Warnings over raised avalanche risk in Scotland's hills
Avalanche forecasters have warned of a high risk of snow slides in Lochaber.
Danger levels in Glencoe, Creag Meagaidh, Southern and Northern Cairngorms have been rated as considerable.
The Sportscotland Avalanche Information Service (SAIS), which provides the forecasts, has reported four slides in the past 48 hours.
The Mountaineering Council of Scotland (MCofS) has alerted its members to the danger levels.
More than 60 avalanches have been recorded so far during the SAIS's latest season.
From December until about early spring, it provides forecasts for Creag Meagaidh, Glencoe, Lochaber, Northern Cairngorms and Southern Cairngorms.
Posted 25 January 2012 - 12:30
What a strange report. All areas except Lochaber are rated at Considerable (which is about average), with much of the Cairngorms being even lower than that.

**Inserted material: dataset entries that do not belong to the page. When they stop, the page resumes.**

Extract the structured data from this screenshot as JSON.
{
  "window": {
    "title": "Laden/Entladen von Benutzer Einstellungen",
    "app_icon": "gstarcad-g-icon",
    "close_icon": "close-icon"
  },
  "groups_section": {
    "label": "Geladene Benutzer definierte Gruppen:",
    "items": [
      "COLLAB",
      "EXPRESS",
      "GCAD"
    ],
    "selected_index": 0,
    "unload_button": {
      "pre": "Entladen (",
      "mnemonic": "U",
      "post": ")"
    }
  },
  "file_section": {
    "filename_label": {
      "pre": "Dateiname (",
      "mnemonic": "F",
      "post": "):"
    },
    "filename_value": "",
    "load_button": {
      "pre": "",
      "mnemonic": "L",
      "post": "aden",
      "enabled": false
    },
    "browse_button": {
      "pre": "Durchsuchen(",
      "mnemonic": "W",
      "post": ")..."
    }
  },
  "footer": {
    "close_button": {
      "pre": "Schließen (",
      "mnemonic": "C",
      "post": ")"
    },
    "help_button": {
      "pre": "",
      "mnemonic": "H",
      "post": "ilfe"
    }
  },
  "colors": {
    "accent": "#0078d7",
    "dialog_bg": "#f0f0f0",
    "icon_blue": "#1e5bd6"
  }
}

It's Lochaber that's rated as High (though only on eastern aspects).
Presumably a press release has been read and summarised by someone who doesn't know anything about the subject